I made this queen size quilt a few years ago from stash fabric. The technique I used was quilting them into strips and then binding them together. It was easier then trying to quilt a queen size quilt on my domestic machine. I don’t have the money to pay someone to quilt my quilts on a long arm. Besides the lovely ladies that taught me to quilt as a kid would be rolling over in their graves if I didn’t finish quilts myself.
This type of quilting technique has been around for ever. Even in the early days of hand quilting not everyone had room to stretch a bed size quilt out when quilting it. Machine quilting was started as soon as there were machines to quilt with. Singer included in the attachments to treadle machines a quilting foot. Many quilted utility quilts on the machine and did them in sections binding them together using their machines. Not many survived because they were used up. Women had large families then and needed to be able to make quilts quickly for everyday use and saving their time to show off their hand work on good quilts. Those quilts were only used for company or for show. A sewing machine was a major purchase for a family and the machine was always fully utilized.
In the first quarter of the 19th century stripes were in fashion. The well to do decorated their homes with stripes. They would paint walls with strips and cover their furniture with striped fabric. So to be fashionable women of lesser means would piece together bed quilts in stripes. Today collectors and quilters call them strippy quilts.
Front and back of a quilted strip of blocks on point. The triple strait line quilting was popular on strip quilts. The contrasting strip was a striped print of angels that was quilted on the straight instead at a diagonal. That way I did not have to line up the quilting.
This is the back of the finished quilt. The binding was done on the front and became part of the design. The middle strip is the angel strip. The backing fabric was chosen because of the print was large flowers and vines. It was also on sale with a deep discount.
Here you can see the dark binding that was used on the seams. The batting was carefully pulled out of the seams so that the seams laid flat and made no ridge in the quilt. The quilt has lots of charm and I have never used it only to display it for special occasions. It took me about 2 weeks to make it from start to finish. I learned this machine binding technique watching a neighbor make utility quilts. I remember her utility quilts were always colorful and followed no rules.

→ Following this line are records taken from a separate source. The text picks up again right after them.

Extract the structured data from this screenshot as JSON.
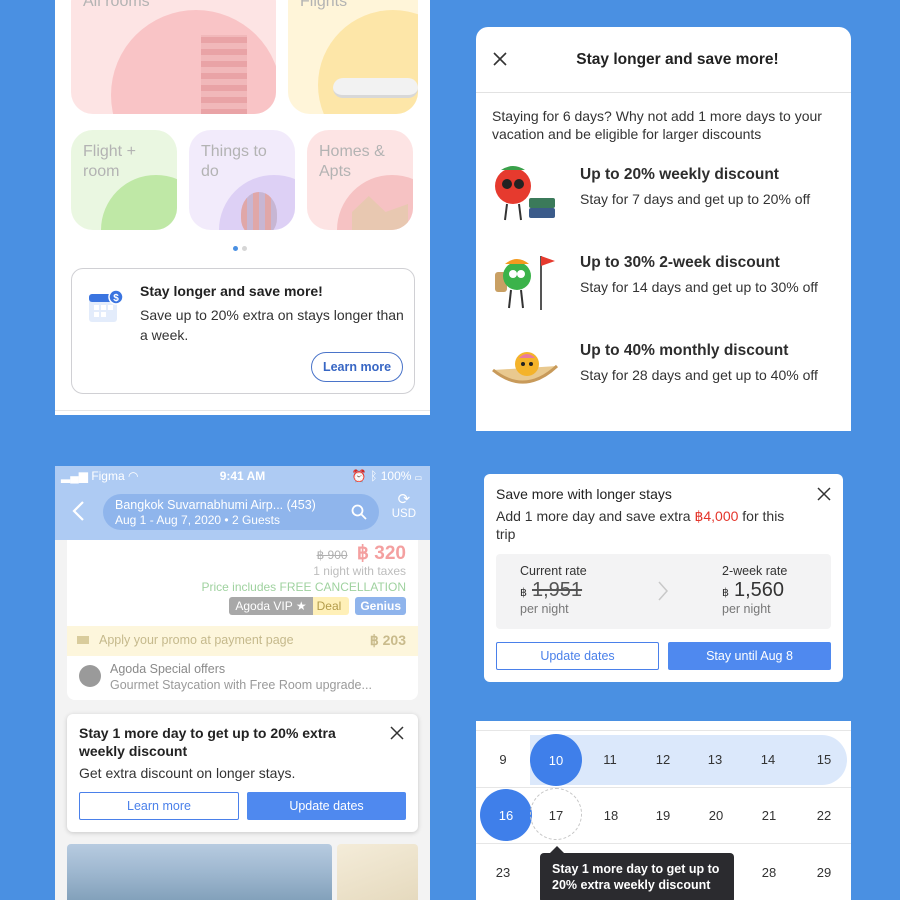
{
  "home": {
    "tiles": {
      "all_rooms": "All rooms",
      "flights": "Flights",
      "flight_room": "Flight + room",
      "things_to_do": "Things to do",
      "homes_apts": "Homes & Apts"
    },
    "promo": {
      "title": "Stay longer and save more!",
      "desc": "Save up to 20% extra on stays longer than a week.",
      "button": "Learn more"
    }
  },
  "modal": {
    "title": "Stay longer and save more!",
    "intro": "Staying for 6 days? Why not add 1 more days to your vacation and be eligible for larger discounts",
    "offers": [
      {
        "title": "Up to 20% weekly discount",
        "desc": "Stay for 7 days and get up to 20% off"
      },
      {
        "title": "Up to 30% 2-week discount",
        "desc": "Stay for 14 days and get up to 30% off"
      },
      {
        "title": "Up to 40% monthly discount",
        "desc": "Stay for 28 days and get up to 40% off"
      }
    ]
  },
  "phone": {
    "status": {
      "carrier": "Figma",
      "time": "9:41 AM",
      "battery": "100%"
    },
    "search": {
      "location": "Bangkok Suvarnabhumi Airp... (453)",
      "details": "Aug 1 - Aug 7, 2020 • 2 Guests",
      "currency": "USD"
    },
    "listing": {
      "old_price": "฿ 900",
      "currency_symbol": "฿",
      "price": "320",
      "price_note": "1 night with taxes",
      "cancellation": "Price includes FREE CANCELLATION",
      "badge_agoda": "Agoda VIP",
      "badge_deal": "Deal",
      "badge_genius": "Genius",
      "promo_text": "Apply your promo at payment page",
      "promo_value": "฿ 203",
      "special_title": "Agoda Special offers",
      "special_desc": "Gourmet Staycation with Free Room upgrade..."
    },
    "sheet": {
      "title": "Stay 1 more day to get up to 20% extra weekly discount",
      "desc": "Get extra discount on longer stays.",
      "learn_more": "Learn more",
      "update_dates": "Update dates"
    }
  },
  "save_card": {
    "title": "Save more with longer stays",
    "desc_prefix": "Add 1 more day and save extra ",
    "desc_amount": "฿4,000",
    "desc_suffix": " for this trip",
    "current": {
      "label": "Current rate",
      "currency": "฿",
      "value": "1,951",
      "unit": "per night"
    },
    "two_week": {
      "label": "2-week rate",
      "currency": "฿",
      "value": "1,560",
      "unit": "per night"
    },
    "update_dates": "Update dates",
    "stay_until": "Stay until Aug 8"
  },
  "calendar": {
    "row1": [
      "9",
      "10",
      "11",
      "12",
      "13",
      "14",
      "15"
    ],
    "row2": [
      "16",
      "17",
      "18",
      "19",
      "20",
      "21",
      "22"
    ],
    "row3": [
      "23",
      "",
      "",
      "",
      "",
      "28",
      "29"
    ],
    "tooltip": "Stay 1 more day to get up to 20% extra weekly discount"
  },
  "colors": {
    "background": "#4a90e2",
    "primary": "#4f89ef",
    "accent_red": "#e4352b"
  }
}
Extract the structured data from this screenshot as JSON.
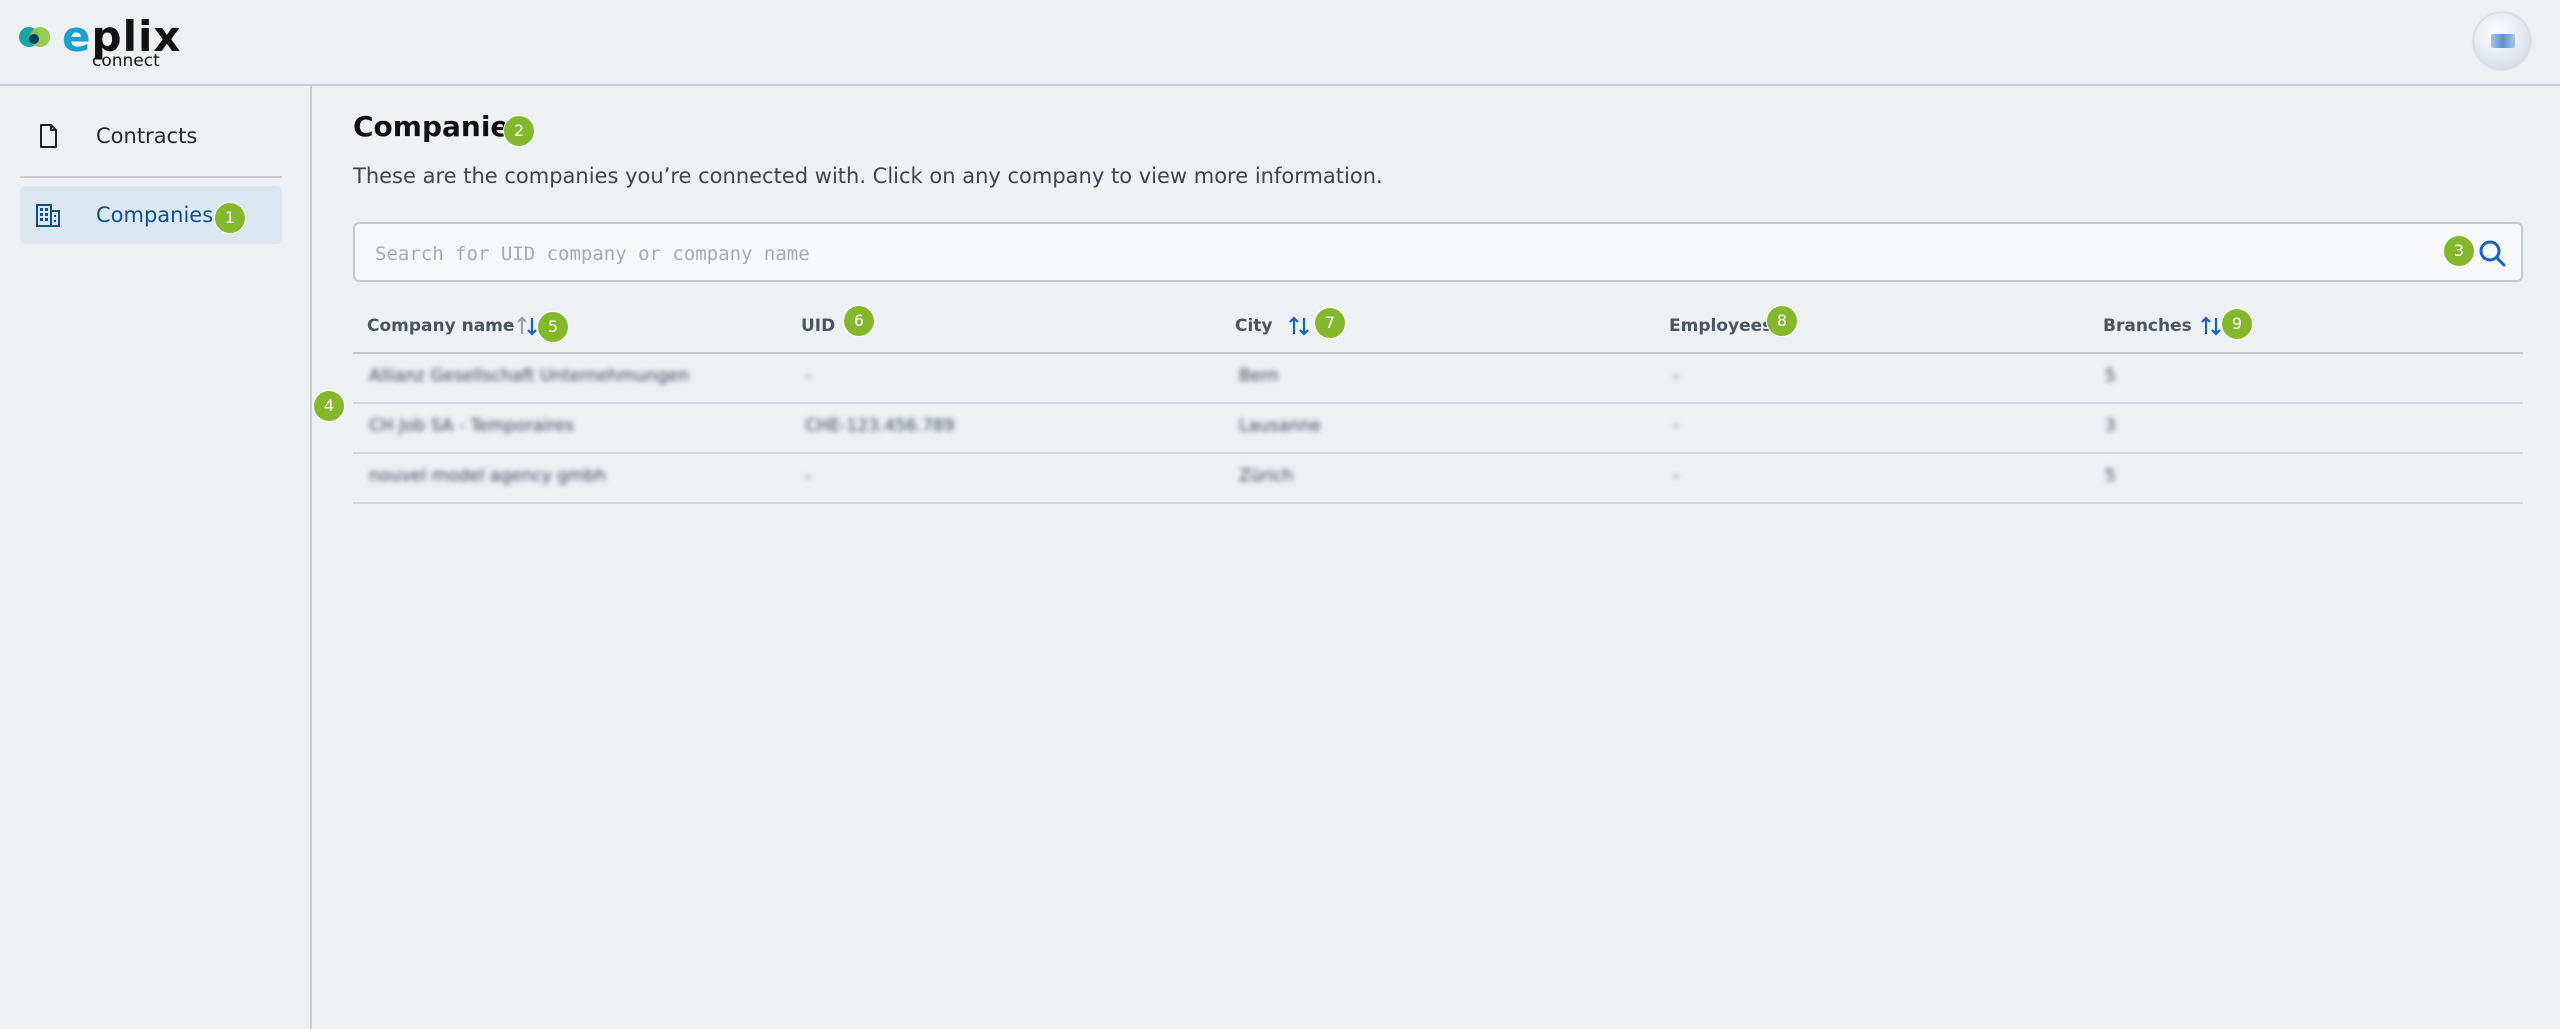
{
  "header": {
    "logo": {
      "brand": "eplix",
      "sub": "connect"
    },
    "avatar_icon": "user-avatar-icon"
  },
  "sidebar": {
    "items": [
      {
        "label": "Contracts",
        "icon": "document-icon",
        "active": false
      },
      {
        "label": "Companies",
        "icon": "building-icon",
        "active": true
      }
    ]
  },
  "main": {
    "title": "Companies",
    "subtitle": "These are the companies you’re connected with. Click on any company to view more information.",
    "search": {
      "placeholder": "Search for UID company or company name"
    },
    "columns": [
      "Company name",
      "UID",
      "City",
      "Employees",
      "Branches"
    ],
    "rows": [
      [
        "Allianz Gesellschaft Unternehmungen",
        "-",
        "Bern",
        "-",
        "5"
      ],
      [
        "CH Job SA - Temporaires",
        "CHE-123.456.789",
        "Lausanne",
        "-",
        "3"
      ],
      [
        "nouvel model agency gmbh",
        "-",
        "Zürich",
        "-",
        "5"
      ]
    ]
  },
  "badges": [
    "1",
    "2",
    "3",
    "4",
    "5",
    "6",
    "7",
    "8",
    "9"
  ],
  "colors": {
    "accent": "#0e4f8f",
    "badge": "#84b82c",
    "sort_arrow": "#1565c0"
  }
}
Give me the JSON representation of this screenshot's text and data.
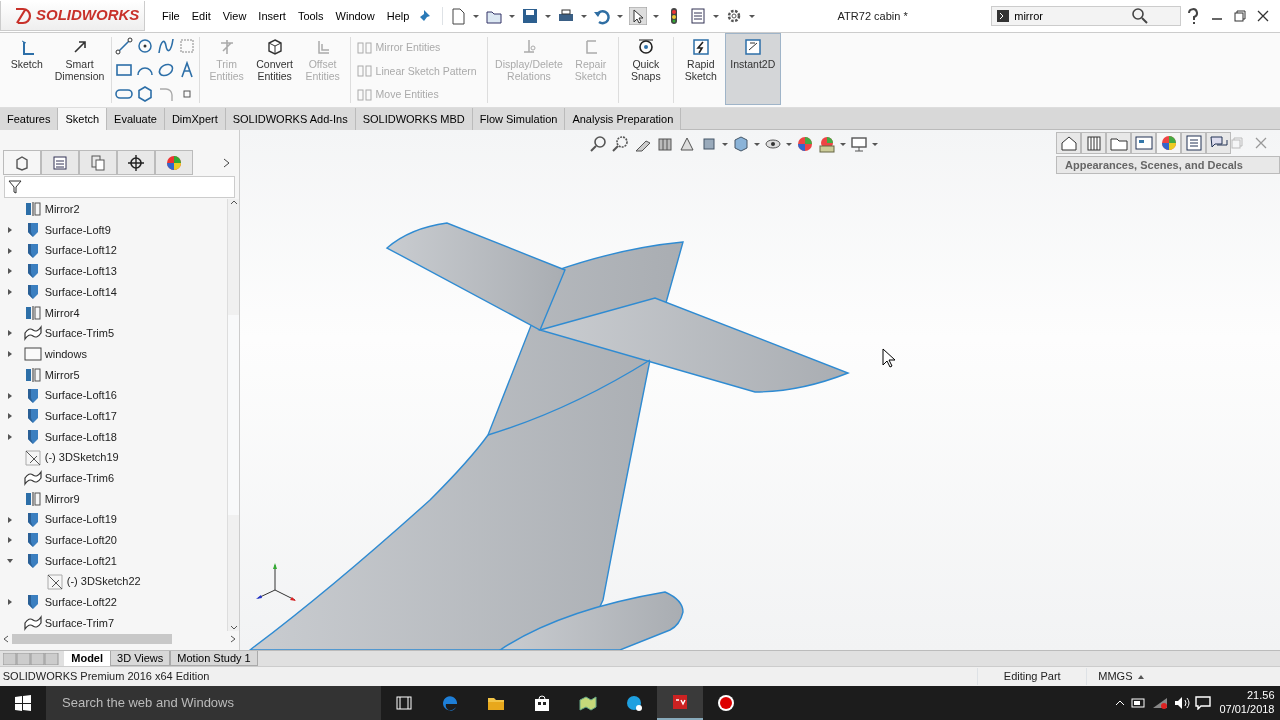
{
  "app": {
    "logo": "SOLIDWORKS"
  },
  "menu": [
    "File",
    "Edit",
    "View",
    "Insert",
    "Tools",
    "Window",
    "Help"
  ],
  "document_title": "ATR72 cabin *",
  "search": {
    "value": "mirror"
  },
  "command_manager": [
    {
      "kind": "large",
      "label": "Sketch",
      "disabled": false,
      "pressed": false
    },
    {
      "kind": "large",
      "label": "Smart Dimension",
      "disabled": false,
      "pressed": false
    },
    {
      "kind": "icon_grid"
    },
    {
      "kind": "large",
      "label": "Trim Entities",
      "disabled": true,
      "pressed": false
    },
    {
      "kind": "large",
      "label": "Convert Entities",
      "disabled": false,
      "pressed": false
    },
    {
      "kind": "large",
      "label": "Offset Entities",
      "disabled": true,
      "pressed": false
    },
    {
      "kind": "small_group",
      "items": [
        {
          "label": "Mirror Entities",
          "disabled": true
        },
        {
          "label": "Linear Sketch Pattern",
          "disabled": true
        },
        {
          "label": "Move Entities",
          "disabled": true
        }
      ]
    },
    {
      "kind": "large",
      "label": "Display/Delete Relations",
      "disabled": true,
      "pressed": false
    },
    {
      "kind": "large",
      "label": "Repair Sketch",
      "disabled": true,
      "pressed": false
    },
    {
      "kind": "large",
      "label": "Quick Snaps",
      "disabled": false,
      "pressed": false
    },
    {
      "kind": "large",
      "label": "Rapid Sketch",
      "disabled": false,
      "pressed": false
    },
    {
      "kind": "large",
      "label": "Instant2D",
      "disabled": false,
      "pressed": true
    }
  ],
  "tabs": [
    {
      "label": "Features",
      "selected": false
    },
    {
      "label": "Sketch",
      "selected": true
    },
    {
      "label": "Evaluate",
      "selected": false
    },
    {
      "label": "DimXpert",
      "selected": false
    },
    {
      "label": "SOLIDWORKS Add-Ins",
      "selected": false
    },
    {
      "label": "SOLIDWORKS MBD",
      "selected": false
    },
    {
      "label": "Flow Simulation",
      "selected": false
    },
    {
      "label": "Analysis Preparation",
      "selected": false
    }
  ],
  "task_pane": {
    "title": "Appearances, Scenes, and Decals"
  },
  "feature_tree": [
    {
      "label": "Mirror2",
      "kind": "mirror"
    },
    {
      "label": "Surface-Loft9",
      "kind": "loft",
      "expanded": false
    },
    {
      "label": "Surface-Loft12",
      "kind": "loft",
      "expanded": false
    },
    {
      "label": "Surface-Loft13",
      "kind": "loft",
      "expanded": false
    },
    {
      "label": "Surface-Loft14",
      "kind": "loft",
      "expanded": false
    },
    {
      "label": "Mirror4",
      "kind": "mirror"
    },
    {
      "label": "Surface-Trim5",
      "kind": "trim",
      "expanded": false
    },
    {
      "label": "windows",
      "kind": "folder",
      "expanded": false
    },
    {
      "label": "Mirror5",
      "kind": "mirror"
    },
    {
      "label": "Surface-Loft16",
      "kind": "loft",
      "expanded": false
    },
    {
      "label": "Surface-Loft17",
      "kind": "loft",
      "expanded": false
    },
    {
      "label": "Surface-Loft18",
      "kind": "loft",
      "expanded": false
    },
    {
      "label": "(-) 3DSketch19",
      "kind": "sketch3d"
    },
    {
      "label": "Surface-Trim6",
      "kind": "trim"
    },
    {
      "label": "Mirror9",
      "kind": "mirror"
    },
    {
      "label": "Surface-Loft19",
      "kind": "loft",
      "expanded": false
    },
    {
      "label": "Surface-Loft20",
      "kind": "loft",
      "expanded": false
    },
    {
      "label": "Surface-Loft21",
      "kind": "loft",
      "expanded": true,
      "children": [
        {
          "label": "(-) 3DSketch22",
          "kind": "sketch3d"
        }
      ]
    },
    {
      "label": "Surface-Loft22",
      "kind": "loft",
      "expanded": false
    },
    {
      "label": "Surface-Trim7",
      "kind": "trim"
    }
  ],
  "bottom_tabs": [
    {
      "label": "Model",
      "selected": true
    },
    {
      "label": "3D Views",
      "selected": false
    },
    {
      "label": "Motion Study 1",
      "selected": false
    }
  ],
  "status_bar": {
    "edition": "SOLIDWORKS Premium 2016 x64 Edition",
    "mode": "Editing Part",
    "units": "MMGS"
  },
  "taskbar": {
    "search_placeholder": "Search the web and Windows",
    "time": "21.56",
    "date": "07/01/2018"
  }
}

She just would lay out her scraps and fabric and just pick what ever she was in the mood for. I am glad to see random color come back into quilting fashion. For the last few decades we had too many rules.